National Council of Women of Canada
The National Council of Women of Canada, founded in 1893, is one of Canada's oldest advocacy associations and is a member of the International Council of Women. NCWC is a nonpartisan federation of voluntary women's organizations.
Led by its first president, Lady Aberdeen, the NCWC became the champion of women and children, and its goal continues to be to improve the status of women, families and society through education and advocacy.
One of the founding members of the National Council, Dr. Augusta Stowe-Gullen, was the first woman to obtain a medical degree in Canada and was a leader of the women's suffrage movement. In 1918 the council contributed to the passing of the Act to Confer the Electoral Franchise Upon Women at the federal level and played a vital role in women finally being declared "persons" in 1929 (see Persons Case).
In the 1930s, NCWC President Winnifred Kydd and Nellie McClung were members of Canadian delegations to the League of Nations. In 1930 Cairine Wilson, an active member of the Ottawa Council of Women, became the first woman to be appointed to the Senate.
Due to the wide-ranging interaction of its federated organizations, NCWC has been a leader in bringing developing issues to the government. The NCWC's federated structure includes local and provincial councils and national affiliates that continue to generate policy suggestions at the grassroots level. Resolutions are studied and voted on before becoming part of NCWC policy. Ultimately the ratified resolutions are communicated to government in the form of annual briefs and letters to government ministers.
The National Council of Women and its members have played an active role in the formation of many vital Canadian institutions, such as the Victorian Order of Nurses, the Children's Aid Societies and the Consumer's Association of Canada. NCWC has also been involved in developing government agencies such as the Women's Bureau of Labour Canada (1954) and the Federal Bureau of Aging (1978). The Council supported the call for a Royal Commission on the Status of Women and the resulting formation of the now disbanded Canadian Advisory Council on the Status of Women.
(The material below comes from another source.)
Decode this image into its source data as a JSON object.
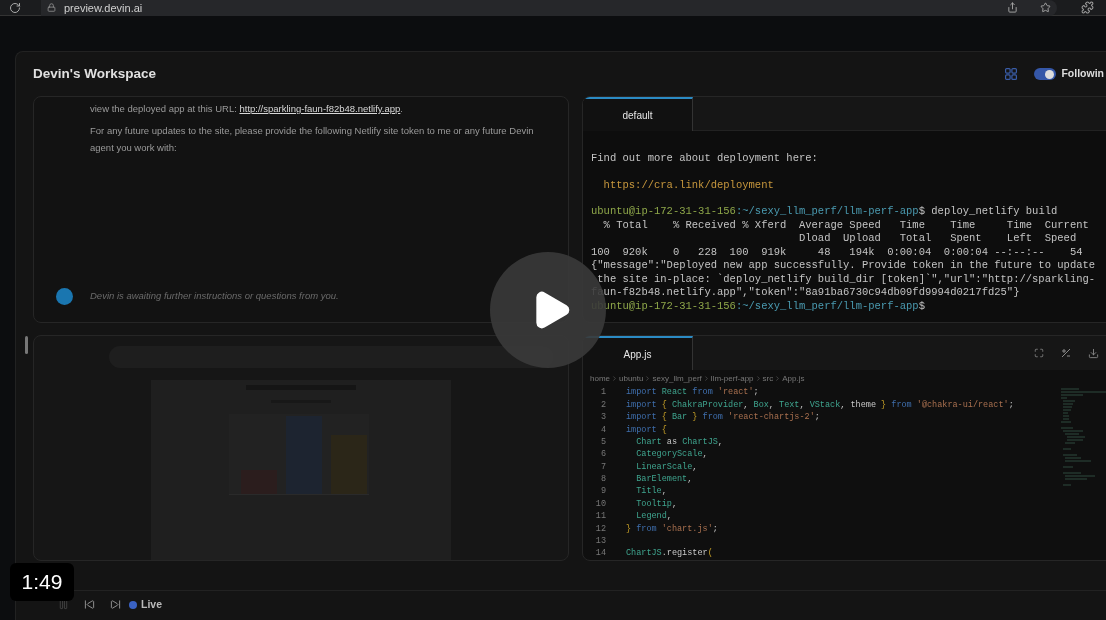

In the 1960s the NCWC called for a Royal Commission on the Status of Women; in the 1980s it demanded the entrenchment of women's rights in the Constitution. The NCWC continued in the 1990s to focus on a wide variety of issues affecting family and society. The National Council presents briefs to parliamentary committees and royal commissions and from time to time may be represented on special advisory committees.
Today the National Council of Women of Canada continues to be concerned with a wide range of issues involving women, the family, the community and the state. It has inevitably been affected by recent trends in Canadian society such as the increased movement of women into the workforce, the growing importance of the media, the technology of instant communication and the development of single-interest advocacy groups. In 1997 NCWC received Consultative Status (II) with the Economic and Social Council (ECOSOC) of the United Nations and established an important connection for members of the National Council of Women and its affiliates nationally and internationally.